“The Águilas Negras paramilitary groups have launched a nationwide crackdown on processes, leaders and social organizations that fight for human rights, democracy, dignity of victims and peace in Colombia,” explained the letter submitted to the political authorities and also circulated widely on social media. The letter detailed the grave threats made to social, community and political leaders, including various death threats made between October 2014 and January this year, many including full names and details of their movements in Bogota, Barrancabermeja, Arauca and the Caribbean Coast.
However, the President disregarded the requests. There have also been no official repercussions in reaction to the death of Carlos, despite the fact that several days have passed and the murder has been denounced widely nationally and internationally.
The gravity of the situation is growing, and if substantial changes are not made, the situation will spin out of control. If the murder of Carlos does not arouse a reaction from the state, the conflict in Colombia, instead of de-escalating, will grow. With political instability heightening this could also mean a resurgence in armed conflict. While there are expectations that the government and the FARC will come to an agreement, due to the assassination of a leader of Congreso de los Pueblos, FARC leader Pastor Alape, in a show of solidarity, gave a strong warning about the possibility that this crime and the brazen impunity could endanger the cease fire: “We are losing patience.”
President Santos, praised highly by President Barack Obama for his “commitment to peace with justice,” is aware of what is happening. Despite his indifference to the threats when directed at the social movement, he does take notice when recognized figures are targets of threats, and it receives lots of media attention, such as what happened recently with politicians Piedad Cordoba and Ivan Cepeda. Through the threats to these political leaders, the president is informed on the severity of the situation, but once the encounters are over and the pictures are taken, he fails to take action, thus, nothing has changed.
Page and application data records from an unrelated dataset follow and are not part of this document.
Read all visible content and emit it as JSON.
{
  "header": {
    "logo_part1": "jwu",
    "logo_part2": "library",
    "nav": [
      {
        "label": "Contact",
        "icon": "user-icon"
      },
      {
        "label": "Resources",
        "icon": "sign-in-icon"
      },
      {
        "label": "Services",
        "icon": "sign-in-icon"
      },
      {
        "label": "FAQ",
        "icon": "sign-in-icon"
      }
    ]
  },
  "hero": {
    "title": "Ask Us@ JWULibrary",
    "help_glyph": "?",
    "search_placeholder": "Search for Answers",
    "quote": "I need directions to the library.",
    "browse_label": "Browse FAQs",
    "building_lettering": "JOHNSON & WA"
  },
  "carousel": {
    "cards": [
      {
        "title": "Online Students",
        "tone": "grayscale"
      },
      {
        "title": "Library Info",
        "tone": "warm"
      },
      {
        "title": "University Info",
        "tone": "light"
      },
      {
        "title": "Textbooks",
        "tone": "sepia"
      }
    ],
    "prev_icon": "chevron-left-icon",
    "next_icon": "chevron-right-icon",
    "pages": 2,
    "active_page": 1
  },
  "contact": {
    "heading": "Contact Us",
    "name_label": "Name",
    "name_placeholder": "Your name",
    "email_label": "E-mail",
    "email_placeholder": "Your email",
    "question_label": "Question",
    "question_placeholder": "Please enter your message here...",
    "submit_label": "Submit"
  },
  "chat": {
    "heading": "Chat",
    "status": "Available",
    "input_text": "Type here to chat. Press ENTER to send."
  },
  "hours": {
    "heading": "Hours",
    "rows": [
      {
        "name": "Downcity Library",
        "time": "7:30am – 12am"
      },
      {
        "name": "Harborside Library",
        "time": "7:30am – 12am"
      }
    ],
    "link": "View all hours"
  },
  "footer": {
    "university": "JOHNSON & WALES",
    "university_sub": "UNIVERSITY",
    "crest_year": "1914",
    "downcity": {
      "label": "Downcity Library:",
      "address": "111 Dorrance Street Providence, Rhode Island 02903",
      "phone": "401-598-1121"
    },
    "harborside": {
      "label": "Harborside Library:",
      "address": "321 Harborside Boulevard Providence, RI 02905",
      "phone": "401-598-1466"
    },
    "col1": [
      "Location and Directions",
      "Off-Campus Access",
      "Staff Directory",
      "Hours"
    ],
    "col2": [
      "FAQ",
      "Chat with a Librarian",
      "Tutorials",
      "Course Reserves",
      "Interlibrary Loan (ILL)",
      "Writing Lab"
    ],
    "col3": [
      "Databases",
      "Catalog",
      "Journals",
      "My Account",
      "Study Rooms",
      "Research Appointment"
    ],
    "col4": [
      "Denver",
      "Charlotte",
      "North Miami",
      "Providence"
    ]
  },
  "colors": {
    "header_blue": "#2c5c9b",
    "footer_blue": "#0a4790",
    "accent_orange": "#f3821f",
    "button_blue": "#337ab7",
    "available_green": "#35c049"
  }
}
For those who take these deadly actions against the social movements, his indifference can only mean that there is complete impunity for these crimes. Due to the power of his disinterest, the President as well as the United States’ government – which supports the Colombian government militarily, economically, and politically – cannot avoid being identified as politically responsible for the murder of Carlos Pedraza.